Hmmm, good question! One of our favourite author pairings is Garth Nix and Sean Williams (who just put out Have Sword, Will Travel, though that’s more middle grade), and we also love Will Grayson, Will Grayson by John Green and David Levithan. And of course let’s not forget Take Three Girls, a LoveOzYA title by Cath Crowley, Fiona Wood and Simmone Howell!
What books / movies / shows were most influential in forming your love of sci-fi?
We’re both huge Star Trek fans, and have loved it for a long time not just for the space setting (and frequently terrible monsters) but for the way it follows the sci-fi tradition of asking big questions, then trying to answer them. For us, that’s what the best sci-fi is all about. We grew up raiding libraries and bookshops, and one series we had in common was Anne McCaffrey’s Dragonriders of Pern series—we actually met in the online fandom for that!
When did you come up with the idea for Unearthed? What was it like to write this novel together while balancing other writing projects?
We were on tour in January 2015 when we came across an Indiana Jones marathon on TV in our New York hotel room. We had already been talking about what we might write next, and it was when one of us – we don’t remember who anymore – said ‘if only there was YA like this!’ that we both paused, then said… “Hang on, we write YA.” It ended up in space shortly thereafter, and the rest is history!
Would you ever want to work together to write a novel of another genre – for instance, contemporary – or is sci-fi what you think you’ll stick to writing together?
We’ll never say never! We’d definitely like to try fantasy together, but whether we go further afield than that, only time will tell.

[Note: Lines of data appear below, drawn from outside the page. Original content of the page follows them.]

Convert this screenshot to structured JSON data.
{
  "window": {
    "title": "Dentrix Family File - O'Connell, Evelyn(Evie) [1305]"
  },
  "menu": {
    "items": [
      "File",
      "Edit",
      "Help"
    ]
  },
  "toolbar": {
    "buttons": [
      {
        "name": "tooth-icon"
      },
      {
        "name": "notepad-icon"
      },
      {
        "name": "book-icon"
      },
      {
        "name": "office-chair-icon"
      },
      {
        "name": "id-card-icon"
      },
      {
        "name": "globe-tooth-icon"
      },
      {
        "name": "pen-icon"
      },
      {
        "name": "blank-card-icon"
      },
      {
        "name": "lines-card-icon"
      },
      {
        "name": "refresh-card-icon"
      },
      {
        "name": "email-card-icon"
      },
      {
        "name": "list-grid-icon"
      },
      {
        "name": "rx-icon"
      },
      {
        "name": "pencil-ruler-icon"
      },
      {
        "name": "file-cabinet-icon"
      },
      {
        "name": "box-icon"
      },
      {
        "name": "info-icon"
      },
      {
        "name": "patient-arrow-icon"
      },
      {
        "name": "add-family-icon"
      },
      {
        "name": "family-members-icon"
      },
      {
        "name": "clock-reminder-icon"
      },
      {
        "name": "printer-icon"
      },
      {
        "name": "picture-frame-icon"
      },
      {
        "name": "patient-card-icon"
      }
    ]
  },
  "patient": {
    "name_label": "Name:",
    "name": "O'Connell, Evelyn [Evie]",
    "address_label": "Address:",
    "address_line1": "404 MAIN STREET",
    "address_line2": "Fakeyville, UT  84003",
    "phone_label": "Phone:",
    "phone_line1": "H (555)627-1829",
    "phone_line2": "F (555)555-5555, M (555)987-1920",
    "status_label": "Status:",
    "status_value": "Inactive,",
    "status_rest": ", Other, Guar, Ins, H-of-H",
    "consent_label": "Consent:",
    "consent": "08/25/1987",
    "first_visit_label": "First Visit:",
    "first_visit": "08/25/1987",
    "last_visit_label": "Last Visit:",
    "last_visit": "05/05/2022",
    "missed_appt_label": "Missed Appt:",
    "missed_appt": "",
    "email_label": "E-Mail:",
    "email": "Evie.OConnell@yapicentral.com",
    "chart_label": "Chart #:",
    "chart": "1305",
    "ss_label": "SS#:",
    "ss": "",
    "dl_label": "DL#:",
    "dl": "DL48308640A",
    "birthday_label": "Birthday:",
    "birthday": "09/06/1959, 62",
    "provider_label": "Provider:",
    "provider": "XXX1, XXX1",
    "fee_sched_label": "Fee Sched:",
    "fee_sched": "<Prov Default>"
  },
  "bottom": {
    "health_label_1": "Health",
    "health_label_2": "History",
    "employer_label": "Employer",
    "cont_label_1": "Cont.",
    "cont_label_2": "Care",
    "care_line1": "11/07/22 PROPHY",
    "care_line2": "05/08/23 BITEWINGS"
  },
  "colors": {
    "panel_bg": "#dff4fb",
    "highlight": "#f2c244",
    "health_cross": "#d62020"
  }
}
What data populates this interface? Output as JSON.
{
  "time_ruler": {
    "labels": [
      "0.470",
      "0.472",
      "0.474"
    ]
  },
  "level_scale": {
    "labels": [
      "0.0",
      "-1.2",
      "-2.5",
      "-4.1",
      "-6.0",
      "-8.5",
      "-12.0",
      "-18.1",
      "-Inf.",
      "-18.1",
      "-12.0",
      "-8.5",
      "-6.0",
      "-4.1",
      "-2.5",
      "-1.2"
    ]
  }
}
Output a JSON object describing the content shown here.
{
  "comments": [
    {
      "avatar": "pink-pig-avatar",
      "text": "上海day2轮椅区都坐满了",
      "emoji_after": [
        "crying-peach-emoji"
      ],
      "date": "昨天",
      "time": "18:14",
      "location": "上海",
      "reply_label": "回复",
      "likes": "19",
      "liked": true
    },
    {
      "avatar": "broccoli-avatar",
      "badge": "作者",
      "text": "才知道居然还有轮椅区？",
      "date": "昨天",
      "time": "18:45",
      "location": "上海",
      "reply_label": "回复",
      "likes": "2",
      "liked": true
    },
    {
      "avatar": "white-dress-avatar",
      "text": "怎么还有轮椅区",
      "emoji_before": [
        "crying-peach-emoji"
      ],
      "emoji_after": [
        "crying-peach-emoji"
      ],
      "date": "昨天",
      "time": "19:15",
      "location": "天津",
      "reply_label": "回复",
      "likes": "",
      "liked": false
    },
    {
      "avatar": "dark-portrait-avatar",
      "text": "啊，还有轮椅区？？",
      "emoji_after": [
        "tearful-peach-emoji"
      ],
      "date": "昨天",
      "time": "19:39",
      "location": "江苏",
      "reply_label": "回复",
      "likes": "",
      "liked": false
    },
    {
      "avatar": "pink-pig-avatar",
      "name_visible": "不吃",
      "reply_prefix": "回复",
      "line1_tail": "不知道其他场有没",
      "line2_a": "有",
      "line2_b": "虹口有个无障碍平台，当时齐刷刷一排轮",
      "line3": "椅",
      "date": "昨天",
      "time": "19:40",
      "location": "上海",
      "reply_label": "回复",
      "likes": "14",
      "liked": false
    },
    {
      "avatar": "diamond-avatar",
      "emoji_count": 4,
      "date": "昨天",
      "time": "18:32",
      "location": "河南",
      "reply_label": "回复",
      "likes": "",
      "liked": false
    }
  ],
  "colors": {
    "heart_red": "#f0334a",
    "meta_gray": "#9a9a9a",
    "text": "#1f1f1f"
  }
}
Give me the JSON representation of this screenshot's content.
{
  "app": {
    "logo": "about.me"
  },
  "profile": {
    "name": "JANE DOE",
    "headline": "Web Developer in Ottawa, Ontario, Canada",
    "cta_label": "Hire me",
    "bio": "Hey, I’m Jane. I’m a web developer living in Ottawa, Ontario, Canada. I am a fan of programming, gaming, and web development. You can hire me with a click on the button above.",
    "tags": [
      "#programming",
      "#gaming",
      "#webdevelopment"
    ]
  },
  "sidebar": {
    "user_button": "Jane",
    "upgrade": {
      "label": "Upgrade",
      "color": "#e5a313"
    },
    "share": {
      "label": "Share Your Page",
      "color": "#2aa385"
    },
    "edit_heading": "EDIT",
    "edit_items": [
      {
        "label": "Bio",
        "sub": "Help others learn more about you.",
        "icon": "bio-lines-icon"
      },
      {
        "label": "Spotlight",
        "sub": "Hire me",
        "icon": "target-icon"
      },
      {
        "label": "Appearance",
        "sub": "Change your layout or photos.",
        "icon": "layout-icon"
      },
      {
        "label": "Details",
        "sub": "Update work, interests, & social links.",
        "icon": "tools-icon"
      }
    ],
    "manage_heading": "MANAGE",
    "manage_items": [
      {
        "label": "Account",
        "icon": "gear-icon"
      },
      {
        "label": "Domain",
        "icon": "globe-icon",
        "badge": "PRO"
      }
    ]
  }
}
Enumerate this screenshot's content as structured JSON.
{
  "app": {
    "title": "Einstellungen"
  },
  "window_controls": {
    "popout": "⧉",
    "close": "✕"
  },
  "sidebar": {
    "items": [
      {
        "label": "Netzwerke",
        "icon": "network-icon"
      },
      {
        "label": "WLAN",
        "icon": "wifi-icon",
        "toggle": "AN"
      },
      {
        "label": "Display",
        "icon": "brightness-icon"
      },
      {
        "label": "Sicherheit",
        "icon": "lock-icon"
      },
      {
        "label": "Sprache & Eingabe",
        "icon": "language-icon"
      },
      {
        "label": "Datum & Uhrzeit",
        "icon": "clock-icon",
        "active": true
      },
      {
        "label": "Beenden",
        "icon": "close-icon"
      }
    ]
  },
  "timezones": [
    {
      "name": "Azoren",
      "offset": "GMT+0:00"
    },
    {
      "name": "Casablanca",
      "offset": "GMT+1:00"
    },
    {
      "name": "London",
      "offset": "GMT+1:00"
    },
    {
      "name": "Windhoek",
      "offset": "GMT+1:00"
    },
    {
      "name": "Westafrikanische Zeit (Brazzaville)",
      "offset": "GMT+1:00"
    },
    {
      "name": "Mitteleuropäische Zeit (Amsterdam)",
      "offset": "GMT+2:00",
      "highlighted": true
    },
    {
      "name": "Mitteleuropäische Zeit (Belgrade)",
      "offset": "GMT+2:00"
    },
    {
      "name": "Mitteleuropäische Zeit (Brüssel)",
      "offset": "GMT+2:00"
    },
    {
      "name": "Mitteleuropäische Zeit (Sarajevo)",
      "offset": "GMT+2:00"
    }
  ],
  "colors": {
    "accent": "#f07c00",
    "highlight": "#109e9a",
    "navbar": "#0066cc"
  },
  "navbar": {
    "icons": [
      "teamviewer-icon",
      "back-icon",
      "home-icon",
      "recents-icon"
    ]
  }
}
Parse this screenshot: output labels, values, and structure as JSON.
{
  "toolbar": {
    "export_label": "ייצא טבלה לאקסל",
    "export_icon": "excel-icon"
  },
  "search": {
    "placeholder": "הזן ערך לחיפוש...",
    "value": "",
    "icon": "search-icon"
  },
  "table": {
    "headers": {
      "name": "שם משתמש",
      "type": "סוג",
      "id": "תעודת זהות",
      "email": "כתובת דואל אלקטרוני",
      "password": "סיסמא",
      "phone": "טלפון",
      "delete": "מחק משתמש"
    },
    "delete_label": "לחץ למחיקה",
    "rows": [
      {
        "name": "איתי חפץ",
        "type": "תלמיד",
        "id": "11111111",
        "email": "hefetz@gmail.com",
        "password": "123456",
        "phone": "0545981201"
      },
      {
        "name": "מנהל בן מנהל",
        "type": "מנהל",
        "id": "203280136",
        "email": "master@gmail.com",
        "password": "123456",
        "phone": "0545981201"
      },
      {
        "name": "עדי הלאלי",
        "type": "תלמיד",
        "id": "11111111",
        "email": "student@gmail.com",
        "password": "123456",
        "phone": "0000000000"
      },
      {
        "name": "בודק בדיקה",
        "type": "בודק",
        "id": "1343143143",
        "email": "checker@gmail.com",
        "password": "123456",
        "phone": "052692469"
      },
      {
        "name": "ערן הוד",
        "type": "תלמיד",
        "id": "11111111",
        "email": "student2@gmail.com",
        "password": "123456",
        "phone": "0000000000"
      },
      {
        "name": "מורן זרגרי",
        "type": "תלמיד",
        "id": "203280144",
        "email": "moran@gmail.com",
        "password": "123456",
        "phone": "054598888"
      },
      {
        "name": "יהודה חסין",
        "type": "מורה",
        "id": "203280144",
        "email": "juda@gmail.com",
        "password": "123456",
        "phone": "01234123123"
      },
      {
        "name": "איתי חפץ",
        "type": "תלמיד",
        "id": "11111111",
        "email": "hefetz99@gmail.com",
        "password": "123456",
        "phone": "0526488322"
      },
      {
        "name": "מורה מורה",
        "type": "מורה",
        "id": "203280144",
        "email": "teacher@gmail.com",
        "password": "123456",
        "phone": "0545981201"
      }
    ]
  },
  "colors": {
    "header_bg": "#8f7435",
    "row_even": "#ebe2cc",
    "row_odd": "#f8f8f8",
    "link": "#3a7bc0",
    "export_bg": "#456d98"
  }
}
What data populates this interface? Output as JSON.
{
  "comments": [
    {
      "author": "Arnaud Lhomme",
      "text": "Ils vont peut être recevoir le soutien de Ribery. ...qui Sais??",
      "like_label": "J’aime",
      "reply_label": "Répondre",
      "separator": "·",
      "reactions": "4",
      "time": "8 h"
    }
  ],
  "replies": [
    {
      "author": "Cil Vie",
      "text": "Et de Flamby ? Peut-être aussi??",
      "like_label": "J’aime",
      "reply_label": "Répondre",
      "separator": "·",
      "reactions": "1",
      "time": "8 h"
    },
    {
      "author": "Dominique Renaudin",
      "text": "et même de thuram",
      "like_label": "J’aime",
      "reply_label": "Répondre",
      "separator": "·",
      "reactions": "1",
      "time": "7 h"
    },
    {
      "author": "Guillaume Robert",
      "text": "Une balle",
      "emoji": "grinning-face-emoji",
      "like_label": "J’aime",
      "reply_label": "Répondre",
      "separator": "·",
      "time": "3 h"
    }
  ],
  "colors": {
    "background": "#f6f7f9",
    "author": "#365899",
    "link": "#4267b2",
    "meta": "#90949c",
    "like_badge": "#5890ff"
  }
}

Have you read any of these four? What did you think of them? Does hype affect your reading experience? What’s the most overhyped or underhyped read of 2017 for you? I’d love to know!